I noticed that my calendar was telling me the the Ides of May were this upcoming weekend, and I couldn’t remember why I’d made a note of it, so I went puttering around the internet, like ya do, in search of more information. I still don’t know why I made a note of it, but this website got me off on a tangent. You see, I’ve been reading The Destruction of Sabbath by Tyreman and Vornholt (I feel like I’ve mentioned this before), which posits that the ancient Jewish calendar of Sabbaths was based much more closely on the moon, and that it was changed in the 4th century AD, under Roman rule, to match up with the solar calendar they were using. The reason that the page on the Julian calendar poked me was this:
Even after the days of the month had lost any fixed correspondence with the phases of the moon, the Romans continued to count them in relation to one of three fixed points in the lunar cycle. The Kalends (from calare, “proclaim”) was the first day of the month and sacred to Juno, to whom sacrifice was made at the first appearance of the crescent new moon (several days after conjunction, when it passes between the sun and the earth).
It was apparently the Julian calendar in 46BC that affixed the calendar to the solar year.
One of the things pointed out in The Destruction of Sabbath is that a lunar calendar has an easily and regularly visible check for its notation every month, and is therefore a calendar of the people. A solar calendar, on the other hand, requires someone in authority, or at least with good record keeping and some instrumentation, to verify where one is in the cycle; you cannot see it with the naked eye. So a solar calendar supports a political structure, whereas the lunar calendar is a calendar of the people.

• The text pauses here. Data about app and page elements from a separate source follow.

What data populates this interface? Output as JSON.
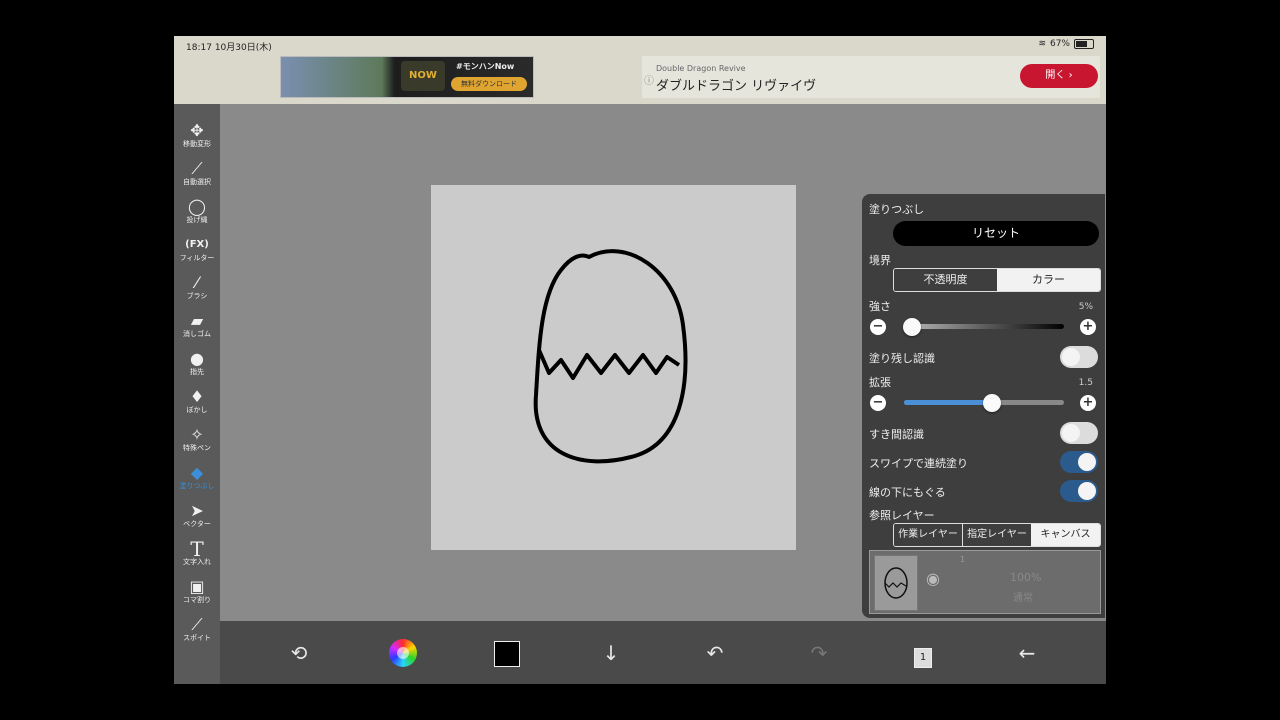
{
  "status": {
    "time": "18:17",
    "date": "10月30日(木)",
    "battery": "67%"
  },
  "ads": {
    "left_tag": "#モンハンNow",
    "left_logo": "NOW",
    "left_cta": "無料ダウンロード",
    "right_sub": "Double Dragon Revive",
    "right_title": "ダブルドラゴン リヴァイヴ",
    "right_button": "開く ›"
  },
  "toolbar": {
    "items": [
      {
        "label": "移動変形",
        "icon": "move-icon"
      },
      {
        "label": "自動選択",
        "icon": "magic-wand-icon"
      },
      {
        "label": "投げ縄",
        "icon": "lasso-icon"
      },
      {
        "label": "フィルター",
        "icon": "fx-icon"
      },
      {
        "label": "ブラシ",
        "icon": "brush-icon"
      },
      {
        "label": "消しゴム",
        "icon": "eraser-icon"
      },
      {
        "label": "指先",
        "icon": "finger-icon"
      },
      {
        "label": "ぼかし",
        "icon": "blur-drop-icon"
      },
      {
        "label": "特殊ペン",
        "icon": "special-pen-icon"
      },
      {
        "label": "塗りつぶし",
        "icon": "fill-bucket-icon",
        "active": true
      },
      {
        "label": "ベクター",
        "icon": "vector-arrow-icon"
      },
      {
        "label": "文字入れ",
        "icon": "text-icon"
      },
      {
        "label": "コマ割り",
        "icon": "frame-icon"
      },
      {
        "label": "スポイト",
        "icon": "eyedropper-icon"
      }
    ]
  },
  "fill_panel": {
    "title": "塗りつぶし",
    "reset": "リセット",
    "boundary_label": "境界",
    "boundary_options": [
      "不透明度",
      "カラー"
    ],
    "boundary_selected": "カラー",
    "strength_label": "強さ",
    "strength_value": "5%",
    "strength_fraction": 0.05,
    "leftover_label": "塗り残し認識",
    "leftover_on": false,
    "expand_label": "拡張",
    "expand_value": "1.5",
    "expand_fraction": 0.55,
    "gap_label": "すき間認識",
    "gap_on": false,
    "swipe_label": "スワイプで連続塗り",
    "swipe_on": true,
    "under_line_label": "線の下にもぐる",
    "under_line_on": true,
    "ref_layer_label": "参照レイヤー",
    "ref_options": [
      "作業レイヤー",
      "指定レイヤー",
      "キャンバス"
    ],
    "ref_selected": "キャンバス"
  },
  "layer": {
    "number": "1",
    "opacity": "100%",
    "mode": "通常"
  },
  "bottom": {
    "page_count": "1"
  }
}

As I mentioned in my post about astrological Beltane, the solar calendar is not terribly useful for calculating solar notation dates anyway, as they shift slightly from year to year, due to a wobble in the earth’s axis that affects our rotation. I feel like this removes us even more from Nature, and enhances the disconnect we experience in urban environments. This is likely a major contributor tot he psychology of pollution. If we want to get back to a strong connection with the world around us, if we want to make it easier on ourselves to be environmentally conscious, a big step would be to connect more with the astronomical bodies in our solar system. Notice the phases of the moon. Notice the true equinoxes and the solstices, and their true cross quarters, and do something to mark those day, to make them real.